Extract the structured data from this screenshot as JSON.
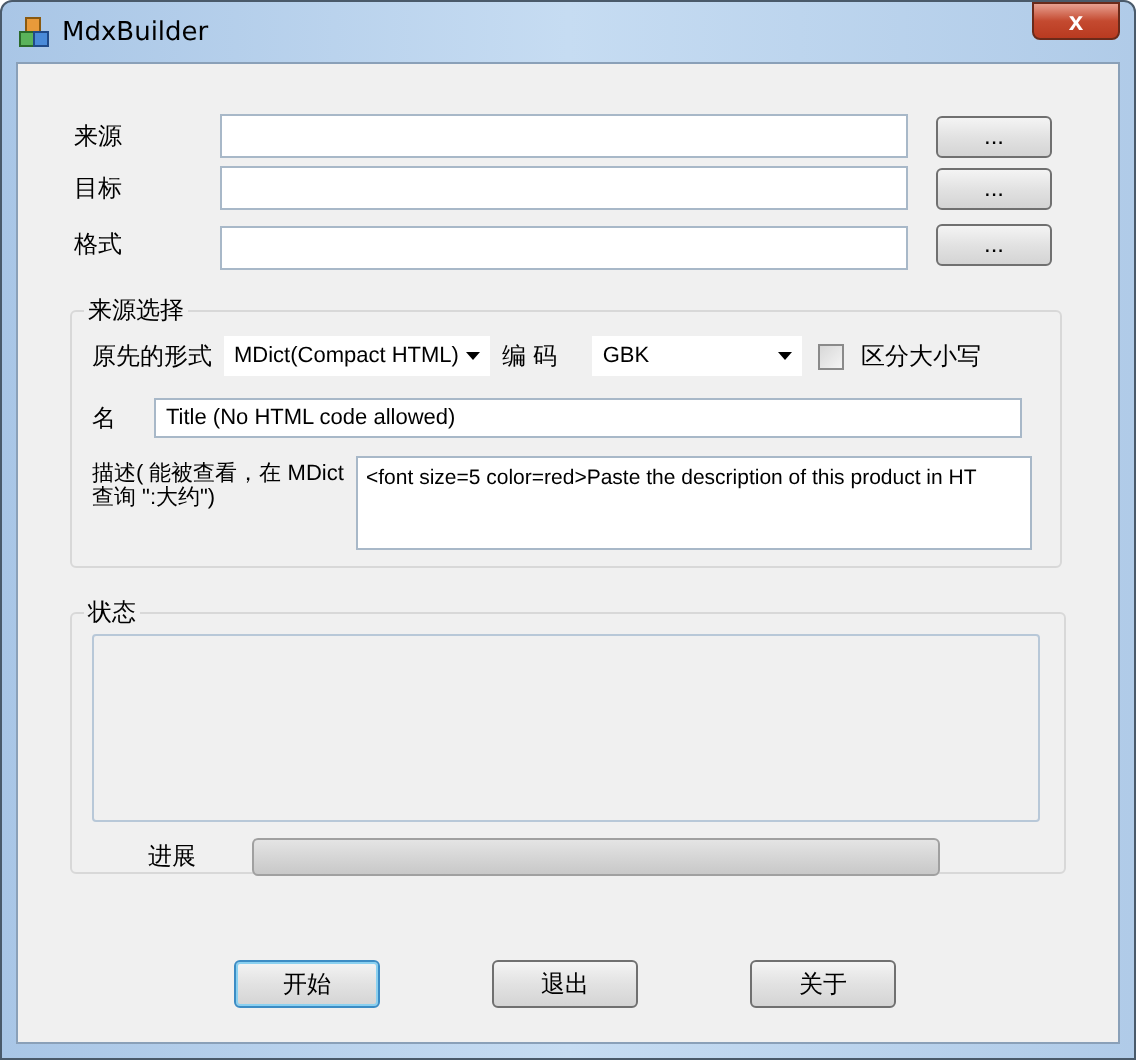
{
  "window": {
    "title": "MdxBuilder",
    "close": "x"
  },
  "paths": [
    {
      "label": "来源",
      "button": "..."
    },
    {
      "label": "目标",
      "button": "..."
    },
    {
      "label": "格式",
      "button": "..."
    }
  ],
  "source": {
    "title": "来源选择",
    "format_label": "原先的形式",
    "format": "MDict(Compact HTML)",
    "encoding_label": "编 码",
    "encoding": "GBK",
    "case": {
      "label": "区分大小写",
      "checked": false
    },
    "name_label": "名",
    "name": "Title (No HTML code allowed)",
    "desc_label": "描述( 能被查看，在 MDict查询 \":大约\")",
    "desc": "<font size=5 color=red>Paste the description of this product in HT"
  },
  "status": {
    "title": "状态",
    "progress_label": "进展",
    "level": 0
  },
  "buttons": [
    {
      "label": "开始",
      "default": true
    },
    {
      "label": "退出",
      "default": false
    },
    {
      "label": "关于",
      "default": false
    }
  ]
}
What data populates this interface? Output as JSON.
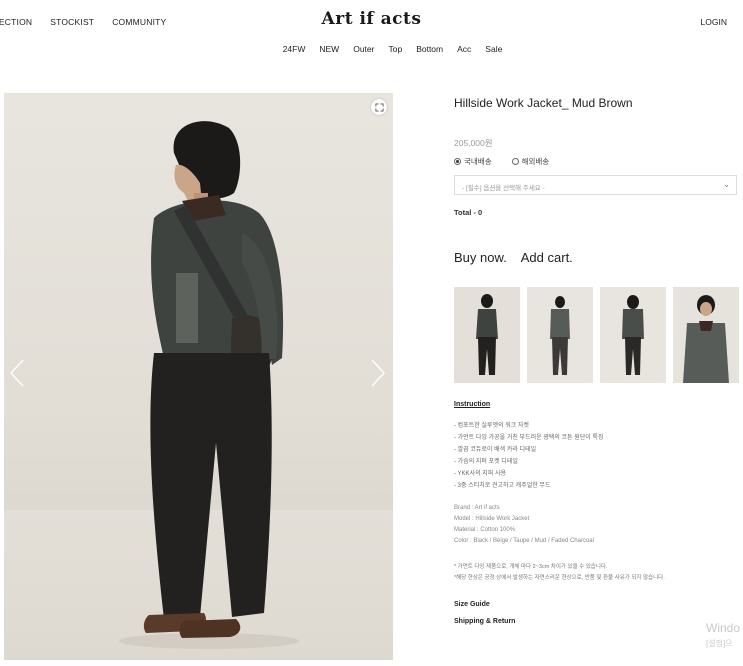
{
  "header": {
    "brand": "Art if acts",
    "nav": [
      "LECTION",
      "STOCKIST",
      "COMMUNITY"
    ],
    "login": "LOGIN",
    "categories": [
      "24FW",
      "NEW",
      "Outer",
      "Top",
      "Bottom",
      "Acc",
      "Sale"
    ]
  },
  "product": {
    "title": "Hillside Work Jacket_ Mud Brown",
    "price": "205,000원",
    "shipping_options": [
      {
        "label": "국내배송",
        "selected": true
      },
      {
        "label": "해외배송",
        "selected": false
      }
    ],
    "option_select": "- [필수] 옵션을 선택해 주세요 -",
    "total": "Total - 0",
    "buy_now": "Buy now.",
    "add_cart": "Add cart."
  },
  "details": {
    "instruction_title": "Instruction",
    "bullets": [
      "- 컴포트한 실루엣의 워크 자켓",
      "- 가먼트 다잉 가공을 거친 부드러운 광택의 코튼 원단이 특징",
      "- 깔끔 코듀로이 배색 카라 디테일",
      "- 가슴의 지퍼 포켓 디테일",
      "- YKK사의 지퍼 사용",
      "- 3중 스티치로 견고하고 캐주얼한 무드"
    ],
    "specs": [
      "Brand : Art if acts",
      "Model : Hillside Work Jacket",
      "Material : Cotton 100%",
      "Color : Black / Beige / Taupe / Mud / Faded Charcoal"
    ],
    "notes": [
      "* 가먼트 다잉 제품으로, 개체 마다 2~3cm 차이가 있을 수 있습니다.",
      "*해당 현상은 공정 상에서 발생하는 자연스러운 현상으로, 반품 및 환불 사유가 되지 않습니다."
    ],
    "size_guide": "Size Guide",
    "shipping_return": "Shipping & Return"
  },
  "watermark": {
    "line1": "Windo",
    "line2": "[설정]으"
  },
  "colors": {
    "jacket": "#3f4340",
    "pants": "#22211f",
    "shoes": "#5a3a28",
    "background": "#e6e2db"
  }
}
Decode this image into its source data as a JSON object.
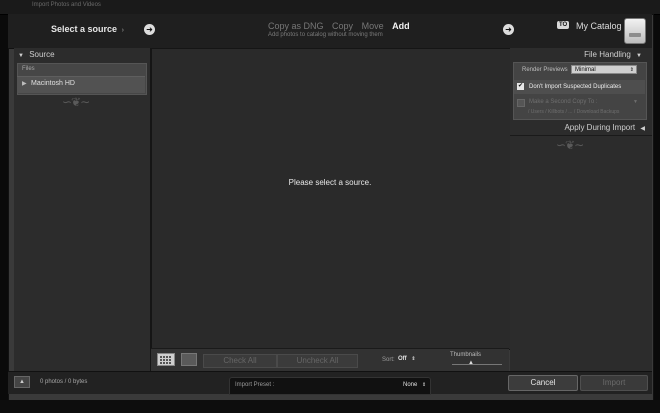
{
  "window": {
    "title": "Import Photos and Videos"
  },
  "header": {
    "select_source": "Select a source",
    "source_chevron": "›",
    "modes": [
      "Copy as DNG",
      "Copy",
      "Move",
      "Add"
    ],
    "active_mode": "Add",
    "mode_description": "Add photos to catalog without moving them",
    "to_badge": "TO",
    "catalog": "My Catalog"
  },
  "source_panel": {
    "title": "Source",
    "files_label": "Files",
    "volume": "Macintosh HD"
  },
  "center": {
    "message": "Please select a source."
  },
  "toolbar": {
    "check_all": "Check All",
    "uncheck_all": "Uncheck All",
    "sort_label": "Sort:",
    "sort_value": "Off",
    "thumbnails_label": "Thumbnails"
  },
  "file_handling": {
    "title": "File Handling",
    "render_label": "Render Previews",
    "render_value": "Minimal",
    "dont_import_dupes": "Don't Import Suspected Duplicates",
    "dupes_checked": true,
    "second_copy": "Make a Second Copy To :",
    "second_copy_path": "/ Users / Killbots / ... / Download Backups"
  },
  "apply_during_import": {
    "title": "Apply During Import"
  },
  "bottom": {
    "photo_count": "0 photos / 0 bytes",
    "preset_label": "Import Preset :",
    "preset_value": "None",
    "cancel": "Cancel",
    "import": "Import"
  },
  "colors": {
    "panel_bg": "#2c2c2c",
    "center_bg": "#2a2a2a",
    "text_active": "#f2f2f2",
    "text_dim": "#777777"
  }
}
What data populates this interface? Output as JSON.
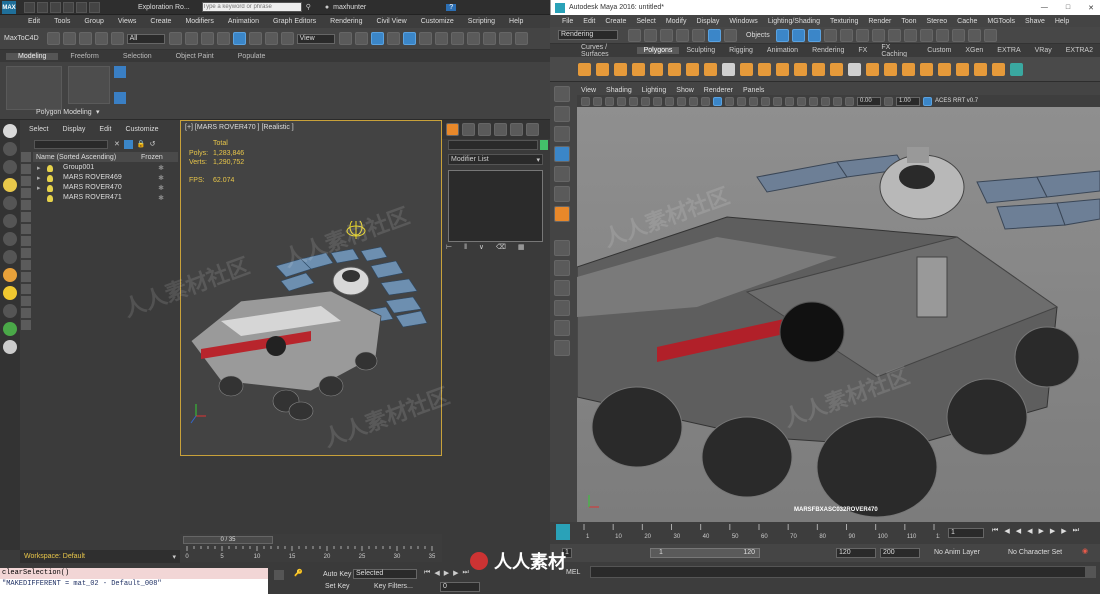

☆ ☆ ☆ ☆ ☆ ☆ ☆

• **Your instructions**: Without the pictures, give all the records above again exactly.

• **Task result**:
Extract the structured data from this screenshot as JSON.
{
  "window": {
    "title": "MdxBuilder",
    "close": "x"
  },
  "paths": [
    {
      "label": "来源",
      "button": "..."
    },
    {
      "label": "目标",
      "button": "..."
    },
    {
      "label": "格式",
      "button": "..."
    }
  ],
  "source": {
    "title": "来源选择",
    "format_label": "原先的形式",
    "format": "MDict(Compact HTML)",
    "encoding_label": "编 码",
    "encoding": "GBK",
    "case": {
      "label": "区分大小写",
      "checked": false
    },
    "name_label": "名",
    "name": "Title (No HTML code allowed)",
    "desc_label": "描述( 能被查看，在 MDict查询 \":大约\")",
    "desc": "<font size=5 color=red>Paste the description of this product in HT"
  },
  "status": {
    "title": "状态",
    "progress_label": "进展",
    "level": 0
  },
  "buttons": [
    {
      "label": "开始",
      "default": true
    },
    {
      "label": "退出",
      "default": false
    },
    {
      "label": "关于",
      "default": false
    }
  ]
}
What data populates this interface? Output as JSON.
{
  "header": {
    "brand": "Art if acts",
    "nav": [
      "LECTION",
      "STOCKIST",
      "COMMUNITY"
    ],
    "login": "LOGIN",
    "categories": [
      "24FW",
      "NEW",
      "Outer",
      "Top",
      "Bottom",
      "Acc",
      "Sale"
    ]
  },
  "product": {
    "title": "Hillside Work Jacket_ Mud Brown",
    "price": "205,000원",
    "shipping_options": [
      {
        "label": "국내배송",
        "selected": true
      },
      {
        "label": "해외배송",
        "selected": false
      }
    ],
    "option_select": "- [필수] 옵션을 선택해 주세요 -",
    "total": "Total - 0",
    "buy_now": "Buy now.",
    "add_cart": "Add cart."
  },
  "details": {
    "instruction_title": "Instruction",
    "bullets": [
      "- 컴포트한 실루엣의 워크 자켓",
      "- 가먼트 다잉 가공을 거친 부드러운 광택의 코튼 원단이 특징",
      "- 깔끔 코듀로이 배색 카라 디테일",
      "- 가슴의 지퍼 포켓 디테일",
      "- YKK사의 지퍼 사용",
      "- 3중 스티치로 견고하고 캐주얼한 무드"
    ],
    "specs": [
      "Brand : Art if acts",
      "Model : Hillside Work Jacket",
      "Material : Cotton 100%",
      "Color : Black / Beige / Taupe / Mud / Faded Charcoal"
    ],
    "notes": [
      "* 가먼트 다잉 제품으로, 개체 마다 2~3cm 차이가 있을 수 있습니다.",
      "*해당 현상은 공정 상에서 발생하는 자연스러운 현상으로, 반품 및 환불 사유가 되지 않습니다."
    ],
    "size_guide": "Size Guide",
    "shipping_return": "Shipping & Return"
  },
  "watermark": {
    "line1": "Windo",
    "line2": "[설정]으"
  },
  "colors": {
    "jacket": "#3f4340",
    "pants": "#22211f",
    "shoes": "#5a3a28",
    "background": "#e6e2db"
  }
}
Decode this image into its source data as a JSON object.
{
  "window": {
    "title": "Import Photos and Videos"
  },
  "header": {
    "select_source": "Select a source",
    "source_chevron": "›",
    "modes": [
      "Copy as DNG",
      "Copy",
      "Move",
      "Add"
    ],
    "active_mode": "Add",
    "mode_description": "Add photos to catalog without moving them",
    "to_badge": "TO",
    "catalog": "My Catalog"
  },
  "source_panel": {
    "title": "Source",
    "files_label": "Files",
    "volume": "Macintosh HD"
  },
  "center": {
    "message": "Please select a source."
  },
  "toolbar": {
    "check_all": "Check All",
    "uncheck_all": "Uncheck All",
    "sort_label": "Sort:",
    "sort_value": "Off",
    "thumbnails_label": "Thumbnails"
  },
  "file_handling": {
    "title": "File Handling",
    "render_label": "Render Previews",
    "render_value": "Minimal",
    "dont_import_dupes": "Don't Import Suspected Duplicates",
    "dupes_checked": true,
    "second_copy": "Make a Second Copy To :",
    "second_copy_path": "/ Users / Killbots / ... / Download Backups"
  },
  "apply_during_import": {
    "title": "Apply During Import"
  },
  "bottom": {
    "photo_count": "0 photos / 0 bytes",
    "preset_label": "Import Preset :",
    "preset_value": "None",
    "cancel": "Cancel",
    "import": "Import"
  },
  "colors": {
    "panel_bg": "#2c2c2c",
    "center_bg": "#2a2a2a",
    "text_active": "#f2f2f2",
    "text_dim": "#777777"
  }
}
What data populates this interface? Output as JSON.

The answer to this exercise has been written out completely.